Ha! perhaps you want them to be able to use a tablet on the car journey to the campsite and might even allow them to use them in the evenings.
I know, I know, it’s great to have a ‘no gadgets rule’ and get them so busy with outdoor activities that they drop off to sleep in no time, but since when did all the best laid plans pan out the way we expect? It’s no bad thing to have a choice if it all goes wrong.
In this scenario I would definitely buy more than one battery pack for their battery operated gadgets- preferably one for each person, especially if several trips are planned throughout the year.
On longer journeys it’s really good to have some kind of backup for the phone. You never know whether you will be able to charge up in the evenings. Many longer road trips are an adventure and you don’t always know what the facilities will be along the way. There will be times when all the ameneties are available and that’s when you can make sure the backup packs are fully charged, ready for the next time you find yourself cruising late into the night unable to find a good stopover.
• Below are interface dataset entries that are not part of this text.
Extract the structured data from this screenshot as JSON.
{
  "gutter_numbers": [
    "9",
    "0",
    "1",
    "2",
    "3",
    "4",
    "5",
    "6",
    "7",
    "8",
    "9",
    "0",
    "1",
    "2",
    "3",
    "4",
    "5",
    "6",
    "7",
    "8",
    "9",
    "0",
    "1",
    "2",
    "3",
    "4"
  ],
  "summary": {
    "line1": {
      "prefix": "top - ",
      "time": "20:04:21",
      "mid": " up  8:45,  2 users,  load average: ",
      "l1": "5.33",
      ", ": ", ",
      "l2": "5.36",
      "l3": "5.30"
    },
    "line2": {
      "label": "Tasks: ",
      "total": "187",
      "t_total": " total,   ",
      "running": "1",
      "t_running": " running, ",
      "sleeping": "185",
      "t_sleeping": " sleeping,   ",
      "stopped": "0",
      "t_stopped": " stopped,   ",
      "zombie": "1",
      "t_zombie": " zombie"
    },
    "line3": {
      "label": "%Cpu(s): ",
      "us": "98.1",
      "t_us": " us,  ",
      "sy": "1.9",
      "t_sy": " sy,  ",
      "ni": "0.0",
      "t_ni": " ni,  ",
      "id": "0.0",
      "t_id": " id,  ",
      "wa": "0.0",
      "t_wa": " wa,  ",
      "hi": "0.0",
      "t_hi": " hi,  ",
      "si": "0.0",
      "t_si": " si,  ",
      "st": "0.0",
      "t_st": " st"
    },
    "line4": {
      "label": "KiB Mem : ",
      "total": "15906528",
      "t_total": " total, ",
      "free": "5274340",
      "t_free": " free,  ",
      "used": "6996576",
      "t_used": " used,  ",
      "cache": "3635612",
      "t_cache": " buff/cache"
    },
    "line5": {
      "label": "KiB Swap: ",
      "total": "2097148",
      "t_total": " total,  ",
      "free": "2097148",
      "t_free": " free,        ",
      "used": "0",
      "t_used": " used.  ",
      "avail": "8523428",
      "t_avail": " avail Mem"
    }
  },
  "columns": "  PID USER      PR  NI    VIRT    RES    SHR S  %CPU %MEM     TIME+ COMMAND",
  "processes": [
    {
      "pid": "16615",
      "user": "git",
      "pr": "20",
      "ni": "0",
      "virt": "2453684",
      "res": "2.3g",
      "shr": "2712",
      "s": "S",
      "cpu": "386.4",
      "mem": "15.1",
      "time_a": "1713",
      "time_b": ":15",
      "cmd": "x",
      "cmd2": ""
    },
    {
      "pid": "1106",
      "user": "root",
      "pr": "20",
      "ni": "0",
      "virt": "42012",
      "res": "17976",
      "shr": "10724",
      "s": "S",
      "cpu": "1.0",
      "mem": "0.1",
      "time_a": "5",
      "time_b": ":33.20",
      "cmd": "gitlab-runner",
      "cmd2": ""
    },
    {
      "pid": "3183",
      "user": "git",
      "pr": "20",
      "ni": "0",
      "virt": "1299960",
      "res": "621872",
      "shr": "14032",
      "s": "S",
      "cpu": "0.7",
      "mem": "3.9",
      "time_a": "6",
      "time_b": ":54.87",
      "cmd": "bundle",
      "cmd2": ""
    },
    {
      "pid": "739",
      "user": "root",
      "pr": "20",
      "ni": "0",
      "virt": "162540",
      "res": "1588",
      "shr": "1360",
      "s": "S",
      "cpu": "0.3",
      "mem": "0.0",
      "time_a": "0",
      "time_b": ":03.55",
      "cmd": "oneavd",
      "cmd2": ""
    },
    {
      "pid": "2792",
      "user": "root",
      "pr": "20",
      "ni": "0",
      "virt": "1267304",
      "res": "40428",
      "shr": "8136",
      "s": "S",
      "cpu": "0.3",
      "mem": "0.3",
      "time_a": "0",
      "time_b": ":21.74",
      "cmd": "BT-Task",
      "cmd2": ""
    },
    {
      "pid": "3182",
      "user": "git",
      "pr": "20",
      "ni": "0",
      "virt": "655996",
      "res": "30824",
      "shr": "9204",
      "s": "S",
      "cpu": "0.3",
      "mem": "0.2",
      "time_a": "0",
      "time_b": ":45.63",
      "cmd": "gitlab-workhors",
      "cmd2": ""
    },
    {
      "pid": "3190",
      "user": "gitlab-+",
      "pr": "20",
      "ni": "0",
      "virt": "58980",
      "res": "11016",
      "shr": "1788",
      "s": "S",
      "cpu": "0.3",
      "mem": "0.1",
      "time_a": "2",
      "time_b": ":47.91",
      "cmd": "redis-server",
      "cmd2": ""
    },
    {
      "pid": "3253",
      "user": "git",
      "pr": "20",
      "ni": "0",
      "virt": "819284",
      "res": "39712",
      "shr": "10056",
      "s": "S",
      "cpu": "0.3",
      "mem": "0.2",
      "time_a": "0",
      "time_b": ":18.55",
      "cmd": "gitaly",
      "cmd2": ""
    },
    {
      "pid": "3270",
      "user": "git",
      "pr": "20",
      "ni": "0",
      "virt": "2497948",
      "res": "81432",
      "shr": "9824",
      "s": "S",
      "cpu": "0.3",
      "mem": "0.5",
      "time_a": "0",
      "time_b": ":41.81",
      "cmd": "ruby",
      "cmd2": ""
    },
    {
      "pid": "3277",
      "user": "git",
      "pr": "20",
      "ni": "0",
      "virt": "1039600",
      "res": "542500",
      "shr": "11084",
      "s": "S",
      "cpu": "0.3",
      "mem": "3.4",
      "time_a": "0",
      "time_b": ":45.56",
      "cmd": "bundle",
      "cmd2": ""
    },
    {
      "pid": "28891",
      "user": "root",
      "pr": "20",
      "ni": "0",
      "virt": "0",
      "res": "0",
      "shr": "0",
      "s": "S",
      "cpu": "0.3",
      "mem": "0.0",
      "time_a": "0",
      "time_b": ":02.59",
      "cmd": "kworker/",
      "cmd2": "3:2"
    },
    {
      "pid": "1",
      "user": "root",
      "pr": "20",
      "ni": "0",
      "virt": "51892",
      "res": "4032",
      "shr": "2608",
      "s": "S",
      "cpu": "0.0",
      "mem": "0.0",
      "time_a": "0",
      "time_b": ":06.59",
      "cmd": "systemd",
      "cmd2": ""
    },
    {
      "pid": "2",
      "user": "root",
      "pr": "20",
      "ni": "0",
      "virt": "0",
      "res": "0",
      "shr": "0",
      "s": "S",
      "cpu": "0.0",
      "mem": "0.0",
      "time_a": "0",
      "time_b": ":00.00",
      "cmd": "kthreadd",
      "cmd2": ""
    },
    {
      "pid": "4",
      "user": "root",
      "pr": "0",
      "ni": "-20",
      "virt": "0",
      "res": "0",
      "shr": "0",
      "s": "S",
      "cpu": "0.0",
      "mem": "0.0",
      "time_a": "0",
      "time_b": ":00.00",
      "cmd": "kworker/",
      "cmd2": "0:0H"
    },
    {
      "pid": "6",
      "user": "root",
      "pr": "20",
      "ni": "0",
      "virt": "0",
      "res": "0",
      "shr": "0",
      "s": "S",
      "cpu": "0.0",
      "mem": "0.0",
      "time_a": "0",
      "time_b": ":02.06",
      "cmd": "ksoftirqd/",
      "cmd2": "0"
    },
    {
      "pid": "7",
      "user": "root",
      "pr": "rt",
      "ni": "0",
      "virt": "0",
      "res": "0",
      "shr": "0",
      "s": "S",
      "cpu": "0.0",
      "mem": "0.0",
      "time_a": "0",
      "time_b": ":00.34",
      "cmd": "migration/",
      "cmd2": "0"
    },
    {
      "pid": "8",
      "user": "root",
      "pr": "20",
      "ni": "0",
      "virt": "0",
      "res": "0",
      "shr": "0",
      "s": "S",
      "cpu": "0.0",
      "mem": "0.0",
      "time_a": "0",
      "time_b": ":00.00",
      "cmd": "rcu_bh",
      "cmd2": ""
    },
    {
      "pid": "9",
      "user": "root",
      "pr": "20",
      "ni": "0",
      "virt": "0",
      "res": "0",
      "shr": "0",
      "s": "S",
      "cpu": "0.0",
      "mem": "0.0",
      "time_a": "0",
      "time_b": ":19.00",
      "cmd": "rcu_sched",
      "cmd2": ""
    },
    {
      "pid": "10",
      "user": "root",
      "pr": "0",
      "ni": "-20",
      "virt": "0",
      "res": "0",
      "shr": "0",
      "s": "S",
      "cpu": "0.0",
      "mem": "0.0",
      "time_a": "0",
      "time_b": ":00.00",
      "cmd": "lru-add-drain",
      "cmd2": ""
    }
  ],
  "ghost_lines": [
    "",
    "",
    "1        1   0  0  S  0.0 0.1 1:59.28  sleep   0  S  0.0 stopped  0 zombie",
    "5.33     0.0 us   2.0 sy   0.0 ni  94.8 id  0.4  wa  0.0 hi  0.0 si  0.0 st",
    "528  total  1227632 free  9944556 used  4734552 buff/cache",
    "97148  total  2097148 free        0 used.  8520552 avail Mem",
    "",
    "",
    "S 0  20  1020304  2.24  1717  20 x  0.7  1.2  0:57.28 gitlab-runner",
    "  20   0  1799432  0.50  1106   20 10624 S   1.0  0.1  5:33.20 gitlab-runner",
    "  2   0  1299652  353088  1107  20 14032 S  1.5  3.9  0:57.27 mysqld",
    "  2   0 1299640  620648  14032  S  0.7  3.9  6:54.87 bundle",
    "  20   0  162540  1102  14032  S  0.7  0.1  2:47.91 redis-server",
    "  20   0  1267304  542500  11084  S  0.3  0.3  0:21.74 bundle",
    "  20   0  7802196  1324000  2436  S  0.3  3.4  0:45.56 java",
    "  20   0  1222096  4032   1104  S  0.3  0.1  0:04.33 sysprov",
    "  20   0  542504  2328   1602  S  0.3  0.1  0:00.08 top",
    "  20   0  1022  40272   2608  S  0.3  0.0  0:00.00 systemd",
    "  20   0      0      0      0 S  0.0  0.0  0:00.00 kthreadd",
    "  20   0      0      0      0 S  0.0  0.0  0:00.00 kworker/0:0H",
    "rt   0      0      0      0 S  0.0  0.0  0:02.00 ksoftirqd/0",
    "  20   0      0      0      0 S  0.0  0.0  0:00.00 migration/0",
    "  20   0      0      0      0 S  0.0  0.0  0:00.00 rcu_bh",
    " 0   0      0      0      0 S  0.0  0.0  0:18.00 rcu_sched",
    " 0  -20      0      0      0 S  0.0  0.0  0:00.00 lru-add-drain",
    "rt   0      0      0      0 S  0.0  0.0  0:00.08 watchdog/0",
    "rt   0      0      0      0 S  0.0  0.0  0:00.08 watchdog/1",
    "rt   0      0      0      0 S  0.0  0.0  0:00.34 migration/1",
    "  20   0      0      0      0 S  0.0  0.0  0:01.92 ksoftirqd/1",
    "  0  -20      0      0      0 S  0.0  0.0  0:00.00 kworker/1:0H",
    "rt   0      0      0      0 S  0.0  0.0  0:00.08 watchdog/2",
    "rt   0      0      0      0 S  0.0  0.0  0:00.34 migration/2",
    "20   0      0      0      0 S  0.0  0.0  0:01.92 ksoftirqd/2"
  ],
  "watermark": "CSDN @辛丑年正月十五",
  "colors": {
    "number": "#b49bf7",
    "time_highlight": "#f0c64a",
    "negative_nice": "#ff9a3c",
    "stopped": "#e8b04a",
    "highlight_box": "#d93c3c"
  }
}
Besides, when you find yourself loving a place and decide to stay and enjoy daily hikes or something, you’re covered.
Music Festivals can go on for several days. There is seldom anywhere to charge a phone and people get lost or get separated easily. A camping battery pack can keep your phone charged so that you stay in touch with one another throughout.
Plein air Painting or going to paint in a remote spot.
We have mentioned art before, as an outdoor activity. Sometimes it goes hand in hand with camping and hiking, but sometimes it just means being in places off the beaten track.
If you have a powerful battery pack as part of your art kit, you will not have to worry about your phone running out of juice at a critical moment. Not only that, the people who worry about you will rest easier. They are all too familiar with their much-loved but infuriating artist losing track of time, but unable to get them to come on home. Knowing that you are within reach will help them leave you alone.
See this cabin on a wild coast in England where artists do residencies – It has no electricity.
People with phones that use a lot of power or only last a day on a full charge
A powerful Battery Pack is a life-saver on 2-day trips or overnight stays.
I don’t know about you, but some of my relatives just don’t have enough sockets to let me charge my phone! You know the kind of thing. They have never upgraded their wiring and everything runs off that wall unit in the corner. Or they count every watt – make you feel bad about ‘using up’ their electricity. Yes, this scenario exists among some people and sometimes among people who like to live ‘off grid’. With the OUTXE Charger Power Bank (reviewed here) tucked in your bag you can sneakily charge up your phone without offending anyone.
The power pack I reviewed also has solar power as a backup for the storage battery and, for me, it’s the best portable charger for camping – you might want to check it out.
More ways to charge your phone
There are other imaginative ways to keep your phone charged up while camping by using dual purpose equipment. There are several combinations available like torches that double up as a power pack and cookers that carry spare power. Here are a few examples:
Light with USB battery pack :
Speakers for your music that also has a powerbank:
A Wood Burning Campstove with USB Charge Port:
A Grill that doubles up as a charger:
And a Foldable Solar Charger:
Even More ways to charge your phone
Yes, there are other gadgets too! However, I will explore those solutions another time because a sturdy battery pack that is always at the ready is the simplest way to keep phones and tablets charged outdoors in the widest variety of scenarios.